All lines from the one with "Extract the structured" through the last line of the data below should be copied exactly; please add nothing.

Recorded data
******
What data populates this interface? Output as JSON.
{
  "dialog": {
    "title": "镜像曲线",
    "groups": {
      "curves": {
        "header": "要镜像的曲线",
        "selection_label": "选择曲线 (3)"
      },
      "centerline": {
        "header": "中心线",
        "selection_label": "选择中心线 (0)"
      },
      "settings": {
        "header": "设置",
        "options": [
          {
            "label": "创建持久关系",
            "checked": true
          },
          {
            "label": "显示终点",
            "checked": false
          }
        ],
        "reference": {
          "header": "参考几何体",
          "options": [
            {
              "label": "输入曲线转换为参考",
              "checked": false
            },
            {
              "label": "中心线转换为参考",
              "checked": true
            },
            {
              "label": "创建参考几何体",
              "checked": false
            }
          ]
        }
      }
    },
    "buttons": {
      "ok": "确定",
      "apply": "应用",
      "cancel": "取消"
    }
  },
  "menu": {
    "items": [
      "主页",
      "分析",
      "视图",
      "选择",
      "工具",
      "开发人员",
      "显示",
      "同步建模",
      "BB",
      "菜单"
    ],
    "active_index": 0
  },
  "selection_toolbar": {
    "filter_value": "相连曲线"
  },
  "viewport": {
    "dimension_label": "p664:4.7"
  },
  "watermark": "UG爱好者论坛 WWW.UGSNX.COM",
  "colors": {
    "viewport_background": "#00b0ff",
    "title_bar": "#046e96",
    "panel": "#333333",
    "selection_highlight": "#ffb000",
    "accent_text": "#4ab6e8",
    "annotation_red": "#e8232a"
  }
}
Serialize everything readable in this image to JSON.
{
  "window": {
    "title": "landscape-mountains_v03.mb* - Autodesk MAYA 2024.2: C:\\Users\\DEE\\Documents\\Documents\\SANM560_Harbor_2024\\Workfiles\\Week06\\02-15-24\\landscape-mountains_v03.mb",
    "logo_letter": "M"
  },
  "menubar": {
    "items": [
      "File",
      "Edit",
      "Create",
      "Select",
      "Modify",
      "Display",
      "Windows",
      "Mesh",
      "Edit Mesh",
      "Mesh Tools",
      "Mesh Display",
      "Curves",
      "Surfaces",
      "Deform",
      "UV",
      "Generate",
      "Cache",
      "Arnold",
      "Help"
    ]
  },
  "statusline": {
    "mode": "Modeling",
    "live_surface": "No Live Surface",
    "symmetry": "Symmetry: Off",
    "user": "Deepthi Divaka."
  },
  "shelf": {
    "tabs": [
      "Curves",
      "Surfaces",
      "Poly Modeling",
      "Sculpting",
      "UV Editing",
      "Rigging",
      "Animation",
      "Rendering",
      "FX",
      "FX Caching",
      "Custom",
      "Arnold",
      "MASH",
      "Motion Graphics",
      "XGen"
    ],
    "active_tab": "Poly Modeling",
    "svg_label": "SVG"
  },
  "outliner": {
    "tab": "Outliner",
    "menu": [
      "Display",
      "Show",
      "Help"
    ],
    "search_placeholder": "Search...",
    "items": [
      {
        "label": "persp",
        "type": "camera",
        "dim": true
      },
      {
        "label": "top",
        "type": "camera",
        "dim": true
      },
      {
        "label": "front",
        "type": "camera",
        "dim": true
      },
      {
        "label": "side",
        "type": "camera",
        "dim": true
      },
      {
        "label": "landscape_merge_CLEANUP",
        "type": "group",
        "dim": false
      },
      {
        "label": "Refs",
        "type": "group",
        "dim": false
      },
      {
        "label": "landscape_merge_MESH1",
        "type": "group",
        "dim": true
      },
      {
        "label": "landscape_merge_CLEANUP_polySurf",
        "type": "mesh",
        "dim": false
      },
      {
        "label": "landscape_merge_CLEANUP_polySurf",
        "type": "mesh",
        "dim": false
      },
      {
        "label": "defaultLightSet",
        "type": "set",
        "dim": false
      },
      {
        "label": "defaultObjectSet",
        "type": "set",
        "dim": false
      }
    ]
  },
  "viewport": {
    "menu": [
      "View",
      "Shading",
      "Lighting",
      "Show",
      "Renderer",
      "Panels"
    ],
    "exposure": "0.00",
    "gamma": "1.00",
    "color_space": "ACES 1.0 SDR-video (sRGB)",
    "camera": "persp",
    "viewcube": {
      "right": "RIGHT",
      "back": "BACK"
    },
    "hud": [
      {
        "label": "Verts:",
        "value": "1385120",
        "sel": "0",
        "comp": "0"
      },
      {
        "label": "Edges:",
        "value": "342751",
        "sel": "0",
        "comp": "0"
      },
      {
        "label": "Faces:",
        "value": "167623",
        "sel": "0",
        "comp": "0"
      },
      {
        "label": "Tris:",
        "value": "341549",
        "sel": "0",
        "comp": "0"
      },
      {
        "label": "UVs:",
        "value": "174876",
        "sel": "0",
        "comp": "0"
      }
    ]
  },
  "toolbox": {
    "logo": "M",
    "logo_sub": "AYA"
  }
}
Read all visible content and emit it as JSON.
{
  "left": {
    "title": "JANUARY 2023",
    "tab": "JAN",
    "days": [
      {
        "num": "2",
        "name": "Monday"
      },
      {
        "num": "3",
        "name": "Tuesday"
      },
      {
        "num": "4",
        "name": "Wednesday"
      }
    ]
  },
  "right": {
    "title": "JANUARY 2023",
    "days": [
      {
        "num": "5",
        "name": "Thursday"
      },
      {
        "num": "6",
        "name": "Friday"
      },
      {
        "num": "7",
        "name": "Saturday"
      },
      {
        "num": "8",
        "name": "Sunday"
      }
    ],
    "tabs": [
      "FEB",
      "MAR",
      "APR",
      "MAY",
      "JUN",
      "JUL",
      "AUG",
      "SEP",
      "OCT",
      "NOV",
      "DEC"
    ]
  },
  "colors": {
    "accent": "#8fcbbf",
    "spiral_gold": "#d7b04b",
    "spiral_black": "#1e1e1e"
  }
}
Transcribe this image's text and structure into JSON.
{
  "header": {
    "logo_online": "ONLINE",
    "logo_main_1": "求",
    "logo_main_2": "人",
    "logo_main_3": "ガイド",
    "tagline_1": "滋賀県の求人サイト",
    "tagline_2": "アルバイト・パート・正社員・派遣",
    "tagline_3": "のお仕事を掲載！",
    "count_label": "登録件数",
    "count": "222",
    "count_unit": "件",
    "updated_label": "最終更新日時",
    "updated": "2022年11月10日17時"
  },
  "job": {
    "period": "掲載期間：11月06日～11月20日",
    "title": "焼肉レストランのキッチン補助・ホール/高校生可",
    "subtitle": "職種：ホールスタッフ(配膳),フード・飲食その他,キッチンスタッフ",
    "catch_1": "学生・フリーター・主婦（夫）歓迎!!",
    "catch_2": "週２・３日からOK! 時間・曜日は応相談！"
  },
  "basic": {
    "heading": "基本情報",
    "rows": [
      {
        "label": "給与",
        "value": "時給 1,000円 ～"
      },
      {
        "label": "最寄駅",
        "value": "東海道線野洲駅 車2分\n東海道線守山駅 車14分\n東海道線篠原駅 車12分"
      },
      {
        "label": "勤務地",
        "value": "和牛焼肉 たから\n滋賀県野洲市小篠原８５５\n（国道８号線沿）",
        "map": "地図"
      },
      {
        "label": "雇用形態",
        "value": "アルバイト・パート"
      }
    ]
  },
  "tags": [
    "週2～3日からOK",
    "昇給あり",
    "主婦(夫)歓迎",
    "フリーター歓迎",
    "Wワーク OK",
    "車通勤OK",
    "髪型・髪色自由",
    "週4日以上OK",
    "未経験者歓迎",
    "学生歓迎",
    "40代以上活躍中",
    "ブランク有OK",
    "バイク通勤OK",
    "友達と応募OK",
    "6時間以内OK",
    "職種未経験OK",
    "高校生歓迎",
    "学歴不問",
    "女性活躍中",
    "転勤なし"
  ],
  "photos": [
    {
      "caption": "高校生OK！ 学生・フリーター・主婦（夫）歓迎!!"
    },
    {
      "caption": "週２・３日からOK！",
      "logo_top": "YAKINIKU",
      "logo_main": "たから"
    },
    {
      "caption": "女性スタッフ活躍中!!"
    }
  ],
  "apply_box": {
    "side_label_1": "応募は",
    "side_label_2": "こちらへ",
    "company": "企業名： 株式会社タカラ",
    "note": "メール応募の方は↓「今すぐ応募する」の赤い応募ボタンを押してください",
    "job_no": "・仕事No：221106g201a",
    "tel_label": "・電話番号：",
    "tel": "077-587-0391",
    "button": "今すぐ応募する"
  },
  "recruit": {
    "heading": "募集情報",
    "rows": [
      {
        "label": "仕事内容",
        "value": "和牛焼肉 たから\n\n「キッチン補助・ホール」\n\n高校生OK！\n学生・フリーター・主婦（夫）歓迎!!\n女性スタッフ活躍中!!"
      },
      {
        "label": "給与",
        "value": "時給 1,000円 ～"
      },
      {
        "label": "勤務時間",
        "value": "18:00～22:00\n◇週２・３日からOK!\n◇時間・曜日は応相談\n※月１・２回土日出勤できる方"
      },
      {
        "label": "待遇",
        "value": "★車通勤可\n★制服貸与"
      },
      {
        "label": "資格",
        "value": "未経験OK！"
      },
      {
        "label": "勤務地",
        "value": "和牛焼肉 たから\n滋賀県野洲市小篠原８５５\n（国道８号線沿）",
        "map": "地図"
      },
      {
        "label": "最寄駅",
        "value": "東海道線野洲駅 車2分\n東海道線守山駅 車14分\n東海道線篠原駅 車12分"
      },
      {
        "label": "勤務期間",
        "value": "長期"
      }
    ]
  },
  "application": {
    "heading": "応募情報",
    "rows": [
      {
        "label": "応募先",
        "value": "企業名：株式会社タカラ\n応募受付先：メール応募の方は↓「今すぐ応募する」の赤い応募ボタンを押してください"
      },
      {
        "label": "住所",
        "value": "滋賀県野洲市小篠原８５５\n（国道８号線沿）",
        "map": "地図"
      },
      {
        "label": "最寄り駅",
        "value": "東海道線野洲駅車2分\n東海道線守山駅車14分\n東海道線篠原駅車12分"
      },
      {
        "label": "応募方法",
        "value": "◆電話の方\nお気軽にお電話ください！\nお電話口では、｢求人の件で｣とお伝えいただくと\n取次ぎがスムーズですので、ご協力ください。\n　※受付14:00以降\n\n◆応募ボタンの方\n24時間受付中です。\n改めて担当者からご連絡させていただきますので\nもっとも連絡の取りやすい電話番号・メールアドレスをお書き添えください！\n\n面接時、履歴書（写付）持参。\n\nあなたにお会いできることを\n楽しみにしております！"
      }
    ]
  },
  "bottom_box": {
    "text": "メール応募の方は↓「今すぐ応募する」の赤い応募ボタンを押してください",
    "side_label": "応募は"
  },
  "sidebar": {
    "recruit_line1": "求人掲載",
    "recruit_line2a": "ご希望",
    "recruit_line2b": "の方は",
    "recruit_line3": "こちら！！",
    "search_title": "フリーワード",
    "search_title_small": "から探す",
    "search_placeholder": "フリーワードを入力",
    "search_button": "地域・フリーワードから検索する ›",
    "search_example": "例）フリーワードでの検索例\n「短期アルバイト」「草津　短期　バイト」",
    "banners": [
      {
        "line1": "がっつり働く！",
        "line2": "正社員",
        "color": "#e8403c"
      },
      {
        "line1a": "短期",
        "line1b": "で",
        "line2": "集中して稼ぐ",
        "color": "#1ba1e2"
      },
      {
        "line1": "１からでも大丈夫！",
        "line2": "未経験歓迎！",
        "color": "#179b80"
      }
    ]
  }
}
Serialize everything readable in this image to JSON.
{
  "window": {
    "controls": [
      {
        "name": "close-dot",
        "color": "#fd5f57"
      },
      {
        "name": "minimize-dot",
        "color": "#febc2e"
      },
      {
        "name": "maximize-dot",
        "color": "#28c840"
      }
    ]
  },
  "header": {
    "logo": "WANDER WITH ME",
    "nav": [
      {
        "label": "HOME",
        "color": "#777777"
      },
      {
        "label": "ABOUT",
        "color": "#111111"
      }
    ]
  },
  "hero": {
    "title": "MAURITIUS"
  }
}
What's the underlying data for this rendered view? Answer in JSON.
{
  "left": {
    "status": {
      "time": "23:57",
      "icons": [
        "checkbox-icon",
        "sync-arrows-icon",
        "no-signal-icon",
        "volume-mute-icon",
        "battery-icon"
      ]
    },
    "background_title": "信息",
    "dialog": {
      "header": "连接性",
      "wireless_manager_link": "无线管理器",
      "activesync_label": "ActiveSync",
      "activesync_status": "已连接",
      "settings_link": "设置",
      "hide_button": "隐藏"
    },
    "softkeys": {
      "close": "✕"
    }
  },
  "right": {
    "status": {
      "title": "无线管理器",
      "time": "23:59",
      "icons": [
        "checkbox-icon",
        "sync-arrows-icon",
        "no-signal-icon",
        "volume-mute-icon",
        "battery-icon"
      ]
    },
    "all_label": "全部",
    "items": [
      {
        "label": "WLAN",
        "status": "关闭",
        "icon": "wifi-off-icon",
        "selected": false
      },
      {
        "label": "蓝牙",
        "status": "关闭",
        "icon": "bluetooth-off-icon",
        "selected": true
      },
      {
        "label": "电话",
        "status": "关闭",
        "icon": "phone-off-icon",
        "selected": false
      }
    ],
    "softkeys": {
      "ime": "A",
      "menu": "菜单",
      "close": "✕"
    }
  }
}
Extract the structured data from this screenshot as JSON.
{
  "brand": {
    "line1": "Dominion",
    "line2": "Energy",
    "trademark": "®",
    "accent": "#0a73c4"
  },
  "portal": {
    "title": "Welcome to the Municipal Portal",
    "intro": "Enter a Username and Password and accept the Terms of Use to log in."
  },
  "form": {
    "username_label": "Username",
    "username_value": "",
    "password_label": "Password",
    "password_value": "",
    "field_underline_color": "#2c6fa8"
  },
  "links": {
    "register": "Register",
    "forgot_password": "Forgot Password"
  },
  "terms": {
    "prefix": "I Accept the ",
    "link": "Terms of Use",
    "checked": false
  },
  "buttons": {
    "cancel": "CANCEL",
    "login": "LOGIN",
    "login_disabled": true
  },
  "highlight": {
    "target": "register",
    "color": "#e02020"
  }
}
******
- RESPONSE FOR THIS EXERCISE -
Extract the structured data from this screenshot as JSON.
{
  "brand": {
    "line1": "Dominion",
    "line2": "Energy",
    "trademark": "®",
    "accent": "#0a73c4"
  },
  "portal": {
    "title": "Welcome to the Municipal Portal",
    "intro": "Enter a Username and Password and accept the Terms of Use to log in."
  },
  "form": {
    "username_label": "Username",
    "username_value": "",
    "password_label": "Password",
    "password_value": "",
    "field_underline_color": "#2c6fa8"
  },
  "links": {
    "register": "Register",
    "forgot_password": "Forgot Password"
  },
  "terms": {
    "prefix": "I Accept the ",
    "link": "Terms of Use",
    "checked": false
  },
  "buttons": {
    "cancel": "CANCEL",
    "login": "LOGIN",
    "login_disabled": true
  },
  "highlight": {
    "target": "register",
    "color": "#e02020"
  }
}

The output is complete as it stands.